The staff plays a major role in the up-gradation of the organisation. Taking into account the operational realities, techniques, and relatively inflexible culture make it challenging to implement lean management. Many a times hospitals are not aware of the lack of resources or training of soft skills which may reduce time required for interaction. The in-patient department is often trained for usage of new devices, but the emergency department tends to get overlooked as a different entity, although the emergency department staff may benefit from it. Empowering the staff with proper training and resources can eventually contribute to other efforts such as improved services and reduced waiting times.
Although many hospitals share common problems such as overcrowding, it is important to remember that each hospital has its own environmental issues depending upon the culture. Morality of employee may seem to be a minor issue, but if staff is unhappy then this could hamper services and may escalate to staff inefficiencies that could badly affect the image the of hospital. In this case, the management leadership should be firm enough to take decisions toward establishing processes and improving inefficient practices.
Lean management through the use of the following initiatives can prove to be an effective way forward:
1. Replacing traditional nurse-based triage with a team of triage including physicians has proved to be beneficial as it could discharge more patients that too without admission.
2. Depending on the patient flow, high/low flow strategies can be implemented when there is overcrowding and some of them may get treated in initial care unit.
3. Another way to tackle overcrowding is to employ a waiting room that allows treatment by the time primary diagnostic tests results are revealed.

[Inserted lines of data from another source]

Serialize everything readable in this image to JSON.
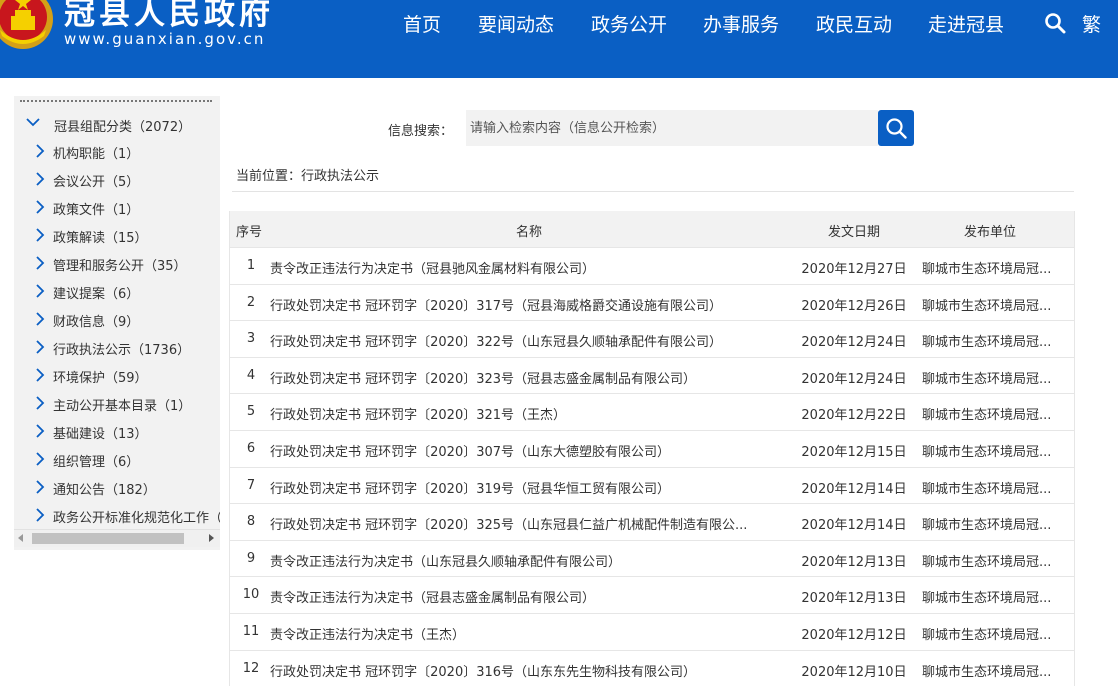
{
  "header": {
    "site_title": "冠县人民政府",
    "site_url": "www.guanxian.gov.cn",
    "nav": [
      "首页",
      "要闻动态",
      "政务公开",
      "办事服务",
      "政民互动",
      "走进冠县"
    ],
    "traditional_label": "繁",
    "brand_color": "#0a5fc4"
  },
  "sidebar": {
    "root": "冠县组配分类（2072）",
    "items": [
      "机构职能（1）",
      "会议公开（5）",
      "政策文件（1）",
      "政策解读（15）",
      "管理和服务公开（35）",
      "建议提案（6）",
      "财政信息（9）",
      "行政执法公示（1736）",
      "环境保护（59）",
      "主动公开基本目录（1）",
      "基础建设（13）",
      "组织管理（6）",
      "通知公告（182）",
      "政务公开标准化规范化工作（"
    ]
  },
  "search": {
    "label": "信息搜索：",
    "placeholder": "请输入检索内容（信息公开检索）"
  },
  "breadcrumb": "当前位置：行政执法公示",
  "table": {
    "headers": [
      "序号",
      "名称",
      "发文日期",
      "发布单位"
    ],
    "rows": [
      {
        "no": "1",
        "title": "责令改正违法行为决定书（冠县驰风金属材料有限公司）",
        "date": "2020年12月27日",
        "org": "聊城市生态环境局冠..."
      },
      {
        "no": "2",
        "title": "行政处罚决定书 冠环罚字〔2020〕317号（冠县海威格爵交通设施有限公司）",
        "date": "2020年12月26日",
        "org": "聊城市生态环境局冠..."
      },
      {
        "no": "3",
        "title": "行政处罚决定书 冠环罚字〔2020〕322号（山东冠县久顺轴承配件有限公司）",
        "date": "2020年12月24日",
        "org": "聊城市生态环境局冠..."
      },
      {
        "no": "4",
        "title": "行政处罚决定书 冠环罚字〔2020〕323号（冠县志盛金属制品有限公司）",
        "date": "2020年12月24日",
        "org": "聊城市生态环境局冠..."
      },
      {
        "no": "5",
        "title": "行政处罚决定书 冠环罚字〔2020〕321号（王杰）",
        "date": "2020年12月22日",
        "org": "聊城市生态环境局冠..."
      },
      {
        "no": "6",
        "title": "行政处罚决定书 冠环罚字〔2020〕307号（山东大德塑胶有限公司）",
        "date": "2020年12月15日",
        "org": "聊城市生态环境局冠..."
      },
      {
        "no": "7",
        "title": "行政处罚决定书 冠环罚字〔2020〕319号（冠县华恒工贸有限公司）",
        "date": "2020年12月14日",
        "org": "聊城市生态环境局冠..."
      },
      {
        "no": "8",
        "title": "行政处罚决定书 冠环罚字〔2020〕325号（山东冠县仁益广机械配件制造有限公...",
        "date": "2020年12月14日",
        "org": "聊城市生态环境局冠..."
      },
      {
        "no": "9",
        "title": "责令改正违法行为决定书（山东冠县久顺轴承配件有限公司）",
        "date": "2020年12月13日",
        "org": "聊城市生态环境局冠..."
      },
      {
        "no": "10",
        "title": "责令改正违法行为决定书（冠县志盛金属制品有限公司）",
        "date": "2020年12月13日",
        "org": "聊城市生态环境局冠..."
      },
      {
        "no": "11",
        "title": "责令改正违法行为决定书（王杰）",
        "date": "2020年12月12日",
        "org": "聊城市生态环境局冠..."
      },
      {
        "no": "12",
        "title": "行政处罚决定书 冠环罚字〔2020〕316号（山东东先生物科技有限公司）",
        "date": "2020年12月10日",
        "org": "聊城市生态环境局冠..."
      }
    ]
  }
}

A continuous improvement mindset is essential to reach the company's goals. The term ‘continuous improvement’ means incremental improvement of products, processes, or services over time, with the goal of reducing waste to improve workplace functionality, customer service, or product performance. Lean is founded on the concept of continuous and incremental improvements on product and processes while eliminating redundant activities. "The value of adding activities are simply only those things the customer is willing to pay for, everything else is termed as waste, and should be eliminated, simplified, reduced, or integrated".
1. Lean thinking in emergency department, Taraknath Taraphdar, presentation at EMCON, Jaipur, November 2017.
2. Overcrowding in emergency departments: A review of strategies to decrease future challenges, Mohammad H Yarmohammadian, Fatemeh Rezaei, Abbas Haghshenas, and Nahid Tavakoli;J Res Med Sci. 2017.